This instrument was a scientific curiosity [in early 1800 America and Europe] sometimes used by lecturers to demonstrate the heat effects of air compression. It was sometimes, though rarely, used by individuals as a personal strike-a-light. The instrument as made by white men was manifestly unsatisfactory and uncertain in its performance. This is because the white man did not know the details of its proper construction. ...

Its technology among the various tribes practicing its use give it a native phase. It is of a higher grade of invention than the fire drill, but not more difficult of conception and execution. The entire stock of the genius of man is not centered in the advanced nations. Theories of the origin of the fire syringe have been vitiated by the idea that it is an apparatus of scientific rather than native technology.

Henry Balfour, who has monographed the fire syringe, states that it "extends sporadically over a wide range from northern Burma and Siam through the Malay Peninsula and the Malayan Archipelago to its eastern limits in the islands of Luzon and Mindanao in the Philippines." Mr. Balfour shows that the instruments occur in Burma, French Indo-China, Malay Peninsula, Sumatra, Sarawak, Borneo, British North Borneo, Java, Flores, and the Philippine Islands.
Of the eight fire syringes in the United States National Museum from widely separated localities, four have a bore of one-fourth of an inch, one of five-sixteenths and two of three-eighths inch. One may conclude on the showing that one-fourth inch is the effective bore. The depth varies from 1 3/4 inches (two specimens) to 4 1/2 inches. On this showing the depth is not important. Horn and hardwoods are the materials of the specimens above mentioned (figs. 1-5 [above, 1-2 Thailand, 3-4 Phillippine Islands, 5 Java, Indonesia]).  [Hough]
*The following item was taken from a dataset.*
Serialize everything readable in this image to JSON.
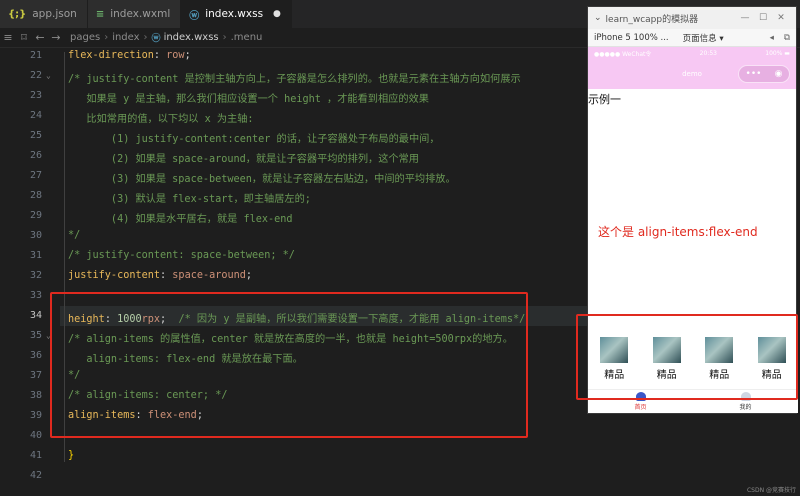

Fire pistons Balfour 1-7

Fig. 1. Fire syringe, from patent specification of Richard Lorentz. 1807, No. 3007; printed 1856.
Fig. 2. Fire piston, from E. J. Mitchell. June 19, 1832, in The -Mechanics' Magazine, XVII, 1832, p. 328.
Fig. 3. Fire piston, France. From The Penny Magazine, July 20, 1834, p. 268.
Fig. 4. Fire piston, England: of rolled brass; length of cylinder, 14 cm. For domestic use or for scientific experiment. E. Bidwell collection.
Fig. 5. Ditto, England: cylinder of rolled brass, 10.2 cm. long; piston of steel, 0.5 cm., with brass mounts and leather packing. E. Bidwell collection.
Fig 6. Ditto, England; cylinder of cast brass, 8.1 cm. long; piston of steel, 8.6 cm., with brass mounts; the packing is of brass. E. Bidwell collection.
Fig. 7. Fire piston, modern French: cylinder of white metal, 7.6 cm., with ebony knob; at side, a tube for cord tinder fitted with ball-and-chalu extinguisher; piston of ebony, 7.8 cm. Purchased in Paris. Given by Mr. Miller Christy to author, 1902.

Balfour, Henry.  "The Fire-Piston"  Anthroppological Essays presented to Edward Burnett Tylor in honour of his 75th Birthday, Oct. 2,1907  p17-50  p49 illus
Hough, Walter.  Fire as an agent in human culture.  Smithsonian Bulletin #139.  1926 image
Hough, Walter.   Fire-making apparatus in the United States National Museum.   1890 
Mechanics Magazine.  June 19, 1832  illus  in Balfour 1907
Olmsted, Denison.  Mechanics and hydrostatics. DC:1840

©2019 Patricia Bixler Reber
Researching Food History HOME

No comments:

Post a Comment